You Are Burying the Lede: Unlike most bands, you have a story -- push it to the fore. Even if it's a 200-word bio, you are a co-ed seven-piece band with classic/chamber leanings -- get that up on your site. Do not make me have to skip along through your video to find out. (That's a quirky enough angle to get local press any place you play a show. Getting non-blog press -- tour press -- might be an easier sell on the uniqueness.) Put a bio on your site. Put a similar description in any pitch you put out there. You do not even mention this in your letter! For all I know, you could be sounding like Týr. Also, tell people you are from New York, rather than Syracuse. Syracuse is not sexy and if people wanna assume you mean "City" rather than "state" well, that's their problem.

Your Sound Is Not Very Popular: Many blogs take their cues from Pitchfork, and/or the other name brand, tastemaker blogs that dictate the trends of the music-zone they cover. No band on Pitchfork sounds like your band right now, though twee seems to make a come back every other year, so you can maybe hold out hope. If you were more roots or more symphonic and dramatic, or could find some work being the backing strings for someone else's known band/album, that could change. You might do well to tag yourself as "cinematic" or offer to license instrumentals for cheap or free to student filmmakers, might help get your name out.

Your Songs: Both your singles are pushing six-minutes. You could accomplish what you do in three. Six minutes is a long ass time to mellow out and vibe and wait for a minute at a time between singing parts. Like, what is your band doing? For having all the orchestral aspects, you do very little with them. Your voice has that clarion-musical theatre thing going on, the rest of the band is like ethereal, twee, maybe a porch-rock band? There is not a lot of edge there, there is not a lot of direction, it's all a little saccharine. I would guess this might be the biggest issue right here --You might need to get even quieter or significantly louder.
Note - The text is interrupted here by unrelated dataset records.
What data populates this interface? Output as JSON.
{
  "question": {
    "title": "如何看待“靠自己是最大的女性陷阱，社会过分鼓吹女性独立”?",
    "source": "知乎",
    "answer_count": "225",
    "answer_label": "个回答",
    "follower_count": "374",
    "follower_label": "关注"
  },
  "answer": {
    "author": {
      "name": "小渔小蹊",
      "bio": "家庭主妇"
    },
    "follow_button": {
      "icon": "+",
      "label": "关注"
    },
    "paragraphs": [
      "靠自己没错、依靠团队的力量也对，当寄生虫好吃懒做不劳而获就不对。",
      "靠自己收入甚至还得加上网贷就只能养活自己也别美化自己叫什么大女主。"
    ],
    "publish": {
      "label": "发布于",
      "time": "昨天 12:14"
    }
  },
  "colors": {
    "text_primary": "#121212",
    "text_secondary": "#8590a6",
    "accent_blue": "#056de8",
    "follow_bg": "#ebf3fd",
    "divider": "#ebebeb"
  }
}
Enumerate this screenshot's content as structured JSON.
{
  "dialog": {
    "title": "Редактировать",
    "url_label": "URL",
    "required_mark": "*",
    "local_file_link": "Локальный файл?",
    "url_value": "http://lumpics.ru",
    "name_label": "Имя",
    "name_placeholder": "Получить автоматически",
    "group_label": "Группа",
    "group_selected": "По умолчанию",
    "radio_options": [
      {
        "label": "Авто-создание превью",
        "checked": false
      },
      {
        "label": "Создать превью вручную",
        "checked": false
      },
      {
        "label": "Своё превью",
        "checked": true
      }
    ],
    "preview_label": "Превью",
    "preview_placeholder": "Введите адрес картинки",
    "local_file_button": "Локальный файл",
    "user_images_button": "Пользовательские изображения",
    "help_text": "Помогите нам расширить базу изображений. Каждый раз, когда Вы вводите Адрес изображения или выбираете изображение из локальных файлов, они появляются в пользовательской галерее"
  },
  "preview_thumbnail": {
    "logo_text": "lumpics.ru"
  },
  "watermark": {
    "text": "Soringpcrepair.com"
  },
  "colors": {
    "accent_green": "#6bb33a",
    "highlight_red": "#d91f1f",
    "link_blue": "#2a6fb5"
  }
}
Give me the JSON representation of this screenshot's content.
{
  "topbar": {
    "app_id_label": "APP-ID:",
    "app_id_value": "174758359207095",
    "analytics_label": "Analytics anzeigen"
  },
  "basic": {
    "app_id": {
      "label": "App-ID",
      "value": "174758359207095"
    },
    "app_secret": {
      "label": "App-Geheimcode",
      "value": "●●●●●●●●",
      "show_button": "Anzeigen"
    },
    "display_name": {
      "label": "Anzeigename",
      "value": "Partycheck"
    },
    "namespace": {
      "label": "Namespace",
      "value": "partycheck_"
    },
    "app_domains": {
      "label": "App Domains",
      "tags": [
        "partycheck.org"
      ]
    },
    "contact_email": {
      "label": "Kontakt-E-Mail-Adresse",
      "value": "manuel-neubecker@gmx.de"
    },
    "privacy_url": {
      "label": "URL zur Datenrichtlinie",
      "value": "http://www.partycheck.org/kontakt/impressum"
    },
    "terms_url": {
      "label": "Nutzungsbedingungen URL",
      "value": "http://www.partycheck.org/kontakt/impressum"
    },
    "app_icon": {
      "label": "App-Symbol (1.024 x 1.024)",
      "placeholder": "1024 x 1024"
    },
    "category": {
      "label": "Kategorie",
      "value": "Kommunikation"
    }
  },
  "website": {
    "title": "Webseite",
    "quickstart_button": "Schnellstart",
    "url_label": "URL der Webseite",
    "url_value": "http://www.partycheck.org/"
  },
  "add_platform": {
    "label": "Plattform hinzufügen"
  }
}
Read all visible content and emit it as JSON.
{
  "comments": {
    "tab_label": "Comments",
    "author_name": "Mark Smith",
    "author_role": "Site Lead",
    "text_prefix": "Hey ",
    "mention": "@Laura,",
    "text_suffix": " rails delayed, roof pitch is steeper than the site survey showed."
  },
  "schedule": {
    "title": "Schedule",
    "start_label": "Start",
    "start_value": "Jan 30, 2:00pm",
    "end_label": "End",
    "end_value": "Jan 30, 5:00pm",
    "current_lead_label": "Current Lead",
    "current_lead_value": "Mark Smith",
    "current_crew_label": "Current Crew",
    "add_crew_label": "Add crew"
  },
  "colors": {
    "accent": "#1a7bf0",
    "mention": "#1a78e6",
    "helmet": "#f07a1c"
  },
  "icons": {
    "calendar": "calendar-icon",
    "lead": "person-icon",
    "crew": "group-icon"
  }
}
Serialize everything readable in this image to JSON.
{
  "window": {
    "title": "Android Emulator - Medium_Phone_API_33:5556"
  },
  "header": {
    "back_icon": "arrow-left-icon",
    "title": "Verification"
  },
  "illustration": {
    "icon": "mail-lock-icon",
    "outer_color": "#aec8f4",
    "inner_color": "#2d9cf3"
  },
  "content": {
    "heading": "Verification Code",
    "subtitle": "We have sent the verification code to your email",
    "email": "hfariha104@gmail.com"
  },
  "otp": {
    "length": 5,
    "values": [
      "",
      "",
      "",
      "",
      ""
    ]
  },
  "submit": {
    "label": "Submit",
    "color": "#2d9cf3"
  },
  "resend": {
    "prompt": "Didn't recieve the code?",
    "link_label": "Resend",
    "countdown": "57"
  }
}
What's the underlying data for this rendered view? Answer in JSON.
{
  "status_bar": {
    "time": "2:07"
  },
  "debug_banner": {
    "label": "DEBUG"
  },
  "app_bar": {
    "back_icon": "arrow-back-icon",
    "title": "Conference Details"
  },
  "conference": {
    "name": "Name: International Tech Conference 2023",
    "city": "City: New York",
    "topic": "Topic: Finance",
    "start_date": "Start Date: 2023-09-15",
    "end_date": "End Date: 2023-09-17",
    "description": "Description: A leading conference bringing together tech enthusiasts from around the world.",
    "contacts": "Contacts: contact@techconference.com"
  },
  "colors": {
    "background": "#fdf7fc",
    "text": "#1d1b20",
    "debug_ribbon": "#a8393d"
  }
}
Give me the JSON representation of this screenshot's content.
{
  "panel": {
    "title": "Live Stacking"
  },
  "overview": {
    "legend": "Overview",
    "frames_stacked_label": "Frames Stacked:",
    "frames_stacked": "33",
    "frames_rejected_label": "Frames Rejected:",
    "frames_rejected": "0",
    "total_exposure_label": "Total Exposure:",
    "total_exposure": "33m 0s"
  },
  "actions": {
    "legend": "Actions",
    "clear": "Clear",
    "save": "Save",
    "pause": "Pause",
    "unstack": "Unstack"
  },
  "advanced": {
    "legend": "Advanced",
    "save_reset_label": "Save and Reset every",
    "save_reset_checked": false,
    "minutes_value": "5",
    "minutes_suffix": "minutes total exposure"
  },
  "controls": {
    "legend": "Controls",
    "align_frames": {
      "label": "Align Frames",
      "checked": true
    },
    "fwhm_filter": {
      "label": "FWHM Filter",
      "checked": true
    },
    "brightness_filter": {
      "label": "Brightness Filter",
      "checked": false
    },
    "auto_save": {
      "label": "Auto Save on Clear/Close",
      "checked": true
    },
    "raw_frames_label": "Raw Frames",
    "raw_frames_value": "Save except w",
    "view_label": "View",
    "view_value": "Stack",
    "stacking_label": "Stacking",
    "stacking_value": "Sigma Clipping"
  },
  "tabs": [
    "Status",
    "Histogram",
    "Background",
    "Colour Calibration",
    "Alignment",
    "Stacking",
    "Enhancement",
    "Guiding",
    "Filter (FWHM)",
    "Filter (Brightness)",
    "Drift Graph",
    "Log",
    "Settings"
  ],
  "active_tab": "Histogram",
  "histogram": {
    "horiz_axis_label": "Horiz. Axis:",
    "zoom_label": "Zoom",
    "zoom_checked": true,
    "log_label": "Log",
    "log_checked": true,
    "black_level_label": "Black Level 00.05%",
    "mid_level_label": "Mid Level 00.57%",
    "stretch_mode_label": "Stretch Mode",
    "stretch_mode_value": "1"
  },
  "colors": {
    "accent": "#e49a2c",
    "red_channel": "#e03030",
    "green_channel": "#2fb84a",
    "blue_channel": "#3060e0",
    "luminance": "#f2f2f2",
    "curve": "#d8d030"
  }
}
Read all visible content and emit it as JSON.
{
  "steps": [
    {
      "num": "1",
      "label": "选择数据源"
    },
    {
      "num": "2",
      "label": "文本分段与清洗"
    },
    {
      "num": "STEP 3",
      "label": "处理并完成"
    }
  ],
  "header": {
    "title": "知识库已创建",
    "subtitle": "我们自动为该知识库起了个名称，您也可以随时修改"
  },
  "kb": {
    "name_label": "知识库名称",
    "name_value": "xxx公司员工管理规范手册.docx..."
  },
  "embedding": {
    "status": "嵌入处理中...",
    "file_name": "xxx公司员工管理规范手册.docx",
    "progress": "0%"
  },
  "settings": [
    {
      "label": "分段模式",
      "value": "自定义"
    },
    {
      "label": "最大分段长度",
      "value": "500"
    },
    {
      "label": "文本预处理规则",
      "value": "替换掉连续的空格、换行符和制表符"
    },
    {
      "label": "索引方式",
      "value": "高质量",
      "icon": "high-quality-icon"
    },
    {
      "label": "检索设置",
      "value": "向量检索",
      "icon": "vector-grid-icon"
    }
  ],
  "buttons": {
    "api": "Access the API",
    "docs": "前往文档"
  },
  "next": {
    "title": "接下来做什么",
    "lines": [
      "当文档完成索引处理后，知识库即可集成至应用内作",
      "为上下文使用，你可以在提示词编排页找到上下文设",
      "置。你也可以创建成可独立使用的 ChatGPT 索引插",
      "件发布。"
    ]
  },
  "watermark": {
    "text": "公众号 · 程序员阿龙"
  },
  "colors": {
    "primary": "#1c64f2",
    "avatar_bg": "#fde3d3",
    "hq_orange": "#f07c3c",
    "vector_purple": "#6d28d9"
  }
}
You are in a milquetoast middlespace.

 

Bloggable Hook: Unless you have a brand new record, a record about to come out, a new single, a national tour or a new video -- something newsworthy or notable, there is nothing to peg it to. Some sites do cover bands at a random and some blogs cover almost anything, but they are quite small.

The Amount Of Press You Have Is About Right: Sure, you could have more. But you are also still playing on bills with tribute bands now and then.

Your Band Name: Sounds like it could be an amateur porn site, but other than that, it's really generic. The fact that the cover of the first EP looks like a still from the creepy homeless girl terror videos from Season Three of The Killing super does not help that cause at all. Your Website: People should land there and have a good idea of what you are about immediately "We are a seven-piece chamber pop band from New York," that cute picture of you beardos out in the woods first thing, Soundcloud embed of your BEST song right under it. You should have a "news" kind of section out front -- how old is that record? Address us, tell us of upcoming shows, give us a whiff of your bands fun-loving/morose/quirky personality. Beige on white is a bad color scheme for anything -- pick any other colors. You need a press section w/ a bio, downloadable photos at hi and lo-res, links to songs or embeds. Do not make people run around to your Facebook and Bandcamp and Soundcloud for different things. Also, a couple links are broken, and the wacky-titles are confusing i.e. are the "people" listed the band's members and the "friends" listed next to it are, who? Personal friends? People who are sometimes in the band? TCB on that front. Your website needs personality and it reeks of "timid local band" and doesn't make you seem interesting.

So, maybe it's not worth emailing hundreds of blogs until you get a few of these ducks in a row.

Godspeed, Fan

Our Favorite Online Resources for Metal Knowledge Why EDM Is Thriving While Other Genres Are Sinking How Not To Write About Female Musicians: A Handy Guide



Sponsor Content